One of the things that has always struck me about Christ’s encounters with people in Scripture is the sheer abruptness with which they are willing to upend their entire lives.
Matthew is sitting in a tax collector’s booth. James and John are mending nets. Jesus walks by, asks them to come with Him, and off they go. My pastor attempted a few Sundays ago to give some context to the immediate enthusiasm of their response, explaining what it must have meant culturally and socially to these men for a Jewish teacher—a rabbi—to approach them with such an invitation, but even so: that’s an abrupt, life-changing yes!
Zacchaeus is in a tree, watching Jesus pass by, and then suddenly a dinner invitation prompts him to give his wealth to the poor and amend matters with everyone he’s ever wronged.
Thomas, who has loudly proclaimed his skepticism about the resurrection, sees the scars and makes a stunning shift: “My Lord and my God!”
Jesus inspires stunning change. Please pay careful attention to that sentence. Jesus inspires stunning change.
That doesn’t mean we humans always will, or should. And recognizing that is one of the greatest comforts and truths I’ve uncovered in the Christian life. I can’t change people. You can’t change people. We can’t change people.
Only Jesus can.
We all recognize it as common sense, and yet very few of us live this out in practice. We try to change people all the time. We
– push people to adopt the habits we know will be better for them, and grow frustrated when they fail
– try to debate and reason people into agreeing with us about something, then get irritated when they refuse to listen to reason
– threaten, cajole, and bribe people to behave in the ways that we want, then become frustrated when they don’t develop the motivation to behave that way on their own
– make rules to force people to do the things we want them to do and expect that eventually they will want those things naturally
On and on it goes. And it’s a source of much conflict in many relationships. We try to change people, they don’t change, and we either explode (at them, for their perceived failures) or implode (and blame ourselves, because we didn’t do enough to change it). We hope that with the right combination of incentive, punishment, encouragement, and reasonable argument, people will naturally do the things we want or hope or expect them to do. They don’t, and we lose it.
We fight. We argue. We resent. We wear ourselves out trying to alter the reality we don’t want to accept.
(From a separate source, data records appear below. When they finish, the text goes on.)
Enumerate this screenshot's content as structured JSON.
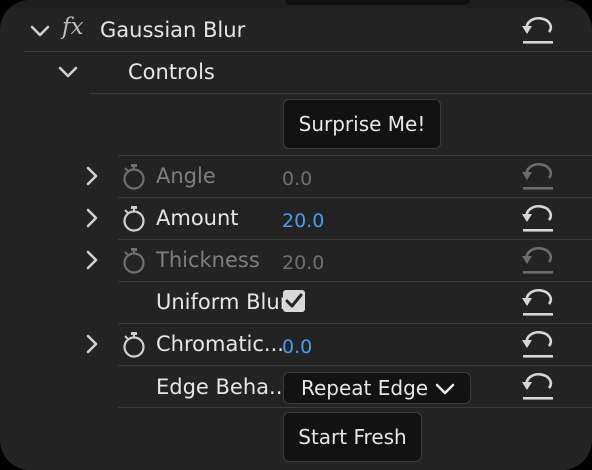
{
  "effect": {
    "fx_label": "fx",
    "name": "Gaussian Blur"
  },
  "controls": {
    "label": "Controls",
    "surprise_button": "Surprise Me!",
    "start_fresh_button": "Start Fresh"
  },
  "params": {
    "angle": {
      "label": "Angle",
      "value": "0.0"
    },
    "amount": {
      "label": "Amount",
      "value": "20.0"
    },
    "thickness": {
      "label": "Thickness",
      "value": "20.0"
    },
    "uniform_blur": {
      "label": "Uniform Blur",
      "checked": true
    },
    "chromatic": {
      "label": "Chromatic...",
      "value": "0.0"
    },
    "edge": {
      "label": "Edge Beha...",
      "value": "Repeat Edge"
    }
  },
  "colors": {
    "accent_value": "#4a9cf0",
    "background": "#232323",
    "disabled_text": "#7e7e7e"
  },
  "icons": [
    "chevron-down-icon",
    "fx-icon",
    "reset-icon",
    "chevron-right-icon",
    "stopwatch-icon",
    "checkmark-icon"
  ]
}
But most of the time we refuse to believe the truth: we can’t change people.
Read advice columns for long enough and you’ll see the struggle written out, plain as day. How do I get my husband to stop leaving his socks on the floor? How do I make my mother be more loving? How do I get my best friend to see that she’s ruining her life? How do I talk my adult daughter out of dating a jerk?
Short answer: you can’t.
The reason all those transformations in Scripture are so striking is that God can affect instantaneous, shocking change in people. When people are willing to submit to Him, when they are willing to be changed (and that’s another important caveat), the results can be dramatic. But that transformation depends on God’s work always, and we can’t cause it on our own.
Many of us find that frustrating. We want to believe that if only we do x or say y we can bring about the result that we want. But in truth, our relative powerlessness should be comforting. If we acknowledge that we can’t change people, then all the pressure’s off. If no amount of doing or not-doing on our end can spark a transformation, we’re free to love people and serve them and leave the rest to God.
I have a friend I genuinely like. I have also struggled with her because she has no tact. None. Zero. Zilch. She has no sense of diplomacy or delicacy. Her statements are so blunt as to be shocking and, though they’re never uttered in malice, they’re sometimes hurtful. She is the type of person who will look at a cashier laboriously packing items into a bag and say, “Wow, that’s taking you forever.” She has looked at me before and said, “You’re too nice to people. You’re soft.”
I used to try to encourage her to soften her language a bit with others, frustrated by her defense that she “calls it like she sees it.” For a time, I tried to show her by example only to roll my eyes when she never understood it. But finally, I stopped. Because I can’t change her. God can, if she wants to be changed, but in the meantime my job is to love her as she is. Loud, abrasive ways and all. I’m called to love her even as I shake my head at her at the cash register and explain to the beleaguered cashier, “Please don’t feel rushed. We’ve got nowhere to be.”
The person that you struggle with—and you do, and you know exactly who it is—may or may not have a willingness to change. But God will determine that, and God is the only one who can do the transformative work of change in people—not just abruptly, but also subtly and over time. Laying down your frustration, your resentment, and your irritation over what people do or don’t—what you can or can’t make them do or not do—is an acknowledgement of God’s sovereignty and of your own failings, too, and the transformative power of grace to redeem them.